PROBLEM REQUIREMENTS
Copy each line of the entries that includes the word "title".

****************************************

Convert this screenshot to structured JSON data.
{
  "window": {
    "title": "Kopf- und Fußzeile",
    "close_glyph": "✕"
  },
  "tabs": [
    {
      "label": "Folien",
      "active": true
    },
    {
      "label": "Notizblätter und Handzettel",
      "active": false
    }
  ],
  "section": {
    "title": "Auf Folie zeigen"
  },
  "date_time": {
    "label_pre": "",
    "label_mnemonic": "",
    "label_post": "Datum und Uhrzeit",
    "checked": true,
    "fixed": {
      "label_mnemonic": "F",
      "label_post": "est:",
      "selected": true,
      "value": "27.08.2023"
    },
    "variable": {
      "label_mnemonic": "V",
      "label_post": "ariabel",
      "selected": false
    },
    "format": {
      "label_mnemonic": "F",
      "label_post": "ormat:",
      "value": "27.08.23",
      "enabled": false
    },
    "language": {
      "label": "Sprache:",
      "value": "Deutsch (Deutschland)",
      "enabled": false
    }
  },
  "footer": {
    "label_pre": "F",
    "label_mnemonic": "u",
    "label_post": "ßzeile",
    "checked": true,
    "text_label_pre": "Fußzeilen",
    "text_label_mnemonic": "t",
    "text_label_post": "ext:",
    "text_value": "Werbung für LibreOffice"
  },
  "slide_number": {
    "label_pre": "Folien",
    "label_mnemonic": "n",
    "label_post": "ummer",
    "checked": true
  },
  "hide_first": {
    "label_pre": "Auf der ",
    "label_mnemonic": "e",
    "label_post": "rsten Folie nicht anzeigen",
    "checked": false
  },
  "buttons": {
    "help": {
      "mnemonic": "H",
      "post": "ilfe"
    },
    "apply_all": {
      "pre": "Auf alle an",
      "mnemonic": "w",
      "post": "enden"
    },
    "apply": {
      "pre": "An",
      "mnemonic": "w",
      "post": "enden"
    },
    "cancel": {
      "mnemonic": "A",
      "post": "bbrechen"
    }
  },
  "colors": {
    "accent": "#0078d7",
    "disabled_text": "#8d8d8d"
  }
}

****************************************

ANSWER TO THE EXERCISE
    "title": "Kopf- und Fußzeile",
    "title": "Auf Folie zeigen"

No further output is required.